But the process could be made easier with a little planning. Julie Steinbacher is an elder care attorney in Williamsport. Her firm, Steinbacher, Goodall, and Yurchak, helps people plan for the end of life and the second half of life, which includes long-term care.

“The most important thing to me is who is your decision maker,” Steinbacher said.

A power of attorney is a legal document that declares one person to be another’s decision-maker, in the event that the appointee is sick and unable to make their own decisions in terms of finance, healthcare, or both.

Steinbacher says if someone doesn’t have a power of attorney and they lose the ability to make decisions for themself, loved ones will have to petition the courts for guardianship.

“Even in a situation where the family gets along with each other, it’s costly, and it also takes a long time,” she said.

If a person dies and they don’t have a will, the state has laws to determine the default decision-maker.

Steinbacher says that communication is hugely important when making second half of life and end of life decisions.

“So once I’ve appointed my decision maker, I can’t expect a piece of paper that says, ‘hey I give this person this power,’ to know what I would have wanted, like what is good living and what decisions would I want to make,” she said.

Lechniak can be the one to start the conversation and think about the details - big or small.

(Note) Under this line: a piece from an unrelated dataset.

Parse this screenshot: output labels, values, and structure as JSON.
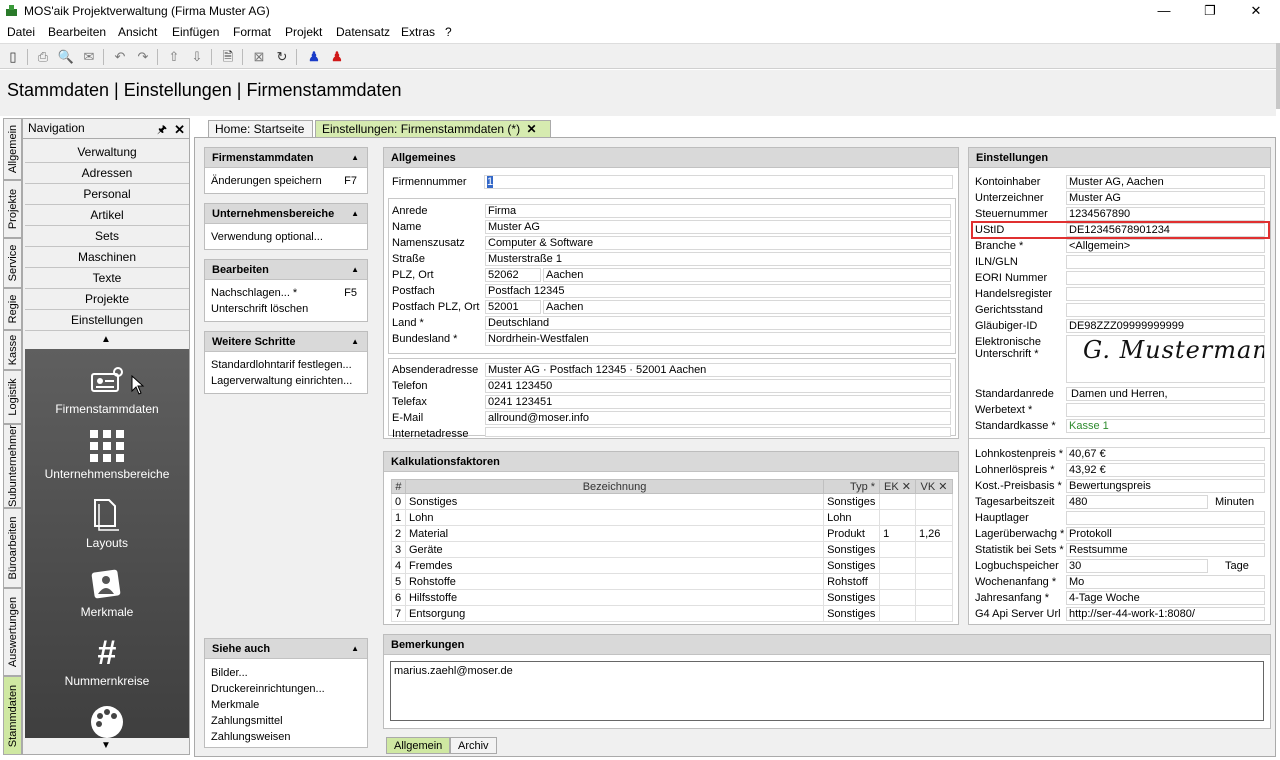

“What smells make you comfortable, calm, happy? What would you like to be smelling at the time of death?” Lechniak said. “Those kinds of things you don’t think about.”

Lechniak says she’s bridging a gap between hospice and family caregiving so that families can focus on being present.

Lechniak first identified the need when she was her nana’s caretaker. She said the dynamic of their relationship shifted.

“It wasn’t that I was seen with less love, but when there are responsibilities on top of that, it kind of blurs that role,” Lechniak said. “The time to make that connection wasn’t there necessarily, because you’re worried about getting X, Y, and Z done.”

Lechniak almost died from COVID-19 in December 2020.

“I was just alone with my thoughts, the thoughts that the end of life put you in the position to have,” she said. “Our legacy, how we want to be seen, what death looks like for each person, those are thoughts I never had before.”

She says that experience reassured her that she wanted to do this professionally.

Solace Found hosts Death Cafe events where people have an open discussion on various topics relevant to death.

“Growing the comfort level with the conversation, because ultimately that can really improve the quality of your death because those conversations have been had,” Lechniak said.

She wants people to not only talk about it, but to celebrate it, too. You only die once.

“My main goal is that the family and the loved one is able to experience whatever they consider a good death, so letting them know the resources and the support I can put in place, but really having them lead the way.”